Olivieri modestly denies this. “I can’t walk on water,” he assures me. But he adds, “I’ve had a good relationship with many of the people at MATC, including John Birkholz.”
Olivieri, in fact, has done very fine at building relationships in town. He serves on the board of the Greater Milwaukee Foundation, the Milwaukee Public Library Foundation, UW Board of Regents and the United Community Center.
Rob Hartung, a spokesperson for the school, says MATC had in years past used several law firms to handle various needs, but in recent years has consolidated them all under Olivieri’s roof. “That particular contract went through a formal RFP. It’s a competitive process.”
Among the four firms who lost out were Quarles & Brady and Cook & Franke. Does this mean they, gasp, wanted to charge more than a half million? Not necessarily. The selection process MATC used put most of its weight on factors beside price, including the firm’s experience handling such matters, its legal and support services and its ability to comply with MATC’s litigation philosophy.
We didn’t have the heart to ask what the philosophy is.
A recent story in which Mayor John Norquist criticized school board members Peter Blewitt and Jennifer Morales for “whining” and making excuses about the schools’ performance was small potatoes, but there were some unspoken issues behind the story. Norquist was instrumental in sweeping out a slate of union-backed candidates several years ago, but in the last election appeared to do nothing to get his ally, former School Board President Bruce Thompson, re-elected. (Thompson was defeated by Morales.) Suddenly, Norquist is refocusing on the school board, which is badly divided between pro-union and anti-union people. The mayor could be an important force in any future election that decides which way the board swings.

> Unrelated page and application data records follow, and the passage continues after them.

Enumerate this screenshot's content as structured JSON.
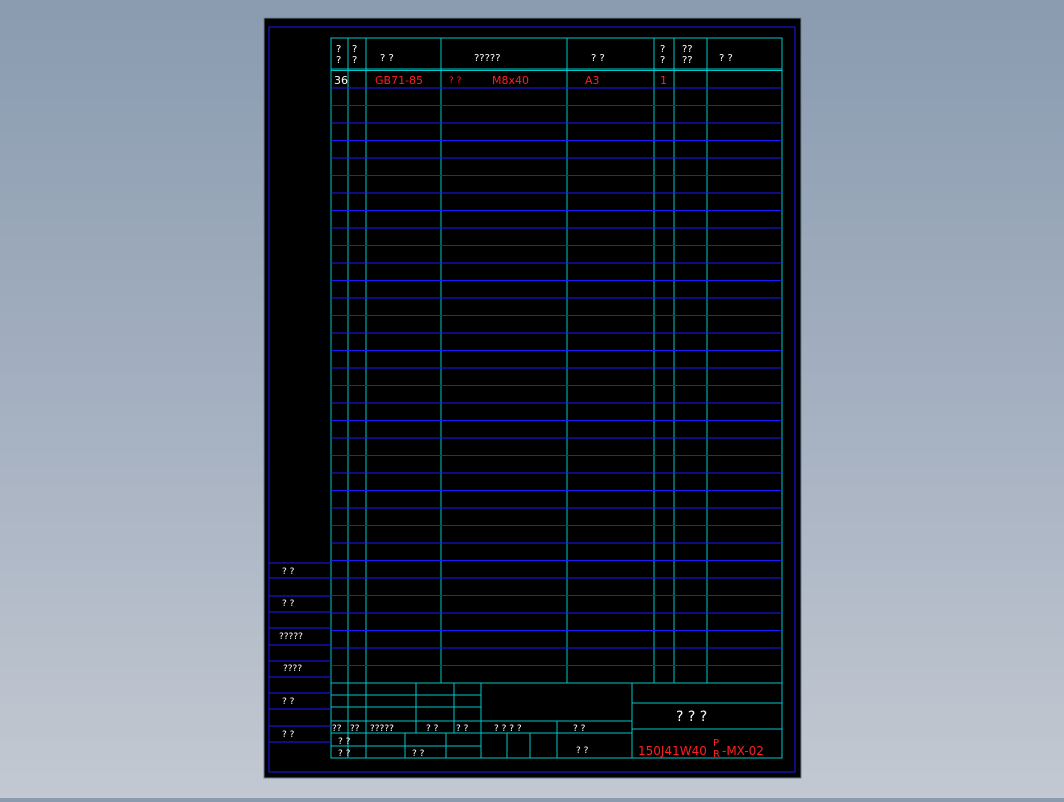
{
  "header": {
    "col_seq": "?\n?",
    "col_code": "?\n?",
    "col_std": "?   ?",
    "col_name": "?????",
    "col_material": "?   ?",
    "col_qty": "?\n?",
    "col_weight": "??\n??",
    "col_remark": "?     ?"
  },
  "rows": [
    {
      "seq": "36",
      "std": "GB71-85",
      "name_prefix": "?   ?",
      "name": "M8x40",
      "material": "A3",
      "qty": "1"
    }
  ],
  "side_labels": [
    "?   ?",
    "?   ?",
    "?????",
    "????",
    "?   ?",
    "?   ?"
  ],
  "title_block": {
    "sig_row1": [
      "??",
      "??",
      "?????",
      "?  ?",
      "?  ?"
    ],
    "sig_row2": [
      "?  ?",
      "?  ?"
    ],
    "sig_row3_extra": "?  ?",
    "scale_labels": [
      "?   ?   ?   ?"
    ],
    "sheet_label_1": "?      ?",
    "sheet_label_2": "?      ?",
    "drawing_title": "?   ?   ?",
    "drawing_number_main": "150J41W40",
    "drawing_number_sup": "P",
    "drawing_number_sub": "R",
    "drawing_number_suffix": "-MX-02"
  }
}
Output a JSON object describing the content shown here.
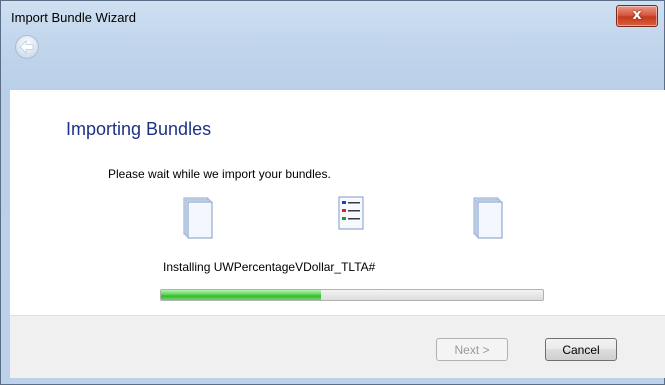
{
  "window": {
    "title": "Import Bundle Wizard"
  },
  "titlebar": {
    "close_label": "x"
  },
  "page": {
    "heading": "Importing Bundles",
    "description": "Please wait while we import your bundles.",
    "status": "Installing UWPercentageVDollar_TLTA#",
    "progress_fraction": 0.42
  },
  "icons": {
    "left": "document-icon",
    "center": "checklist-icon",
    "right": "document-icon"
  },
  "buttons": {
    "next": "Next >",
    "cancel": "Cancel"
  },
  "colors": {
    "heading": "#1e3287",
    "progress": "#4fca46",
    "close": "#c9442a"
  }
}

As for Morales, she might want to work on her sound bites. To Norquist’s charge that she is using a lack of money to excuse poorly performing schools, and is undermining Superintendent Spence Korte, she replied, “it’s beneath my dignity to respond.” She had a golden opportunity to present her side of these issues and said nothing.
All Tommy All The Time: Some lobbyists in Madison are grumbling about the incessant coverage of Tommy Thompson on the Wispolitics.com website. The site even included Thompson in a statewide poll of public opinion, though the Tomster is long gone as a state politician. The grumblers point to the fact that Phil Prange, Thompson’s former fundraiser, is the money behind Wispolitics. But Prange scoffs at the Monday morning quarterbacking. “I don’t do any content. I don’t have any input into the editorial,” he says.
Blue Slip Special
Besides junking the caucus staff system, the state assembly and senate are reportedly eliminating the use of blue slips, which are given to legislators if they testify before a particular committee. An obscure part of federal and state income tax law allows legislators to claim an exemption for any time they travel more than 50 miles to the capitol, including for any appearance before committees. (For an in-depth look at how that works, see our past article, “The Sad Saga Of Steve Nass.”) Some legislators would grab a fistful of blue slips, and claim all sorts of committee appearances they actually never made. But we’re cleaning things up in the capitol, dammit, and that tomfoolery will no longer be allowed.
This article was originally published by Milwaukee World.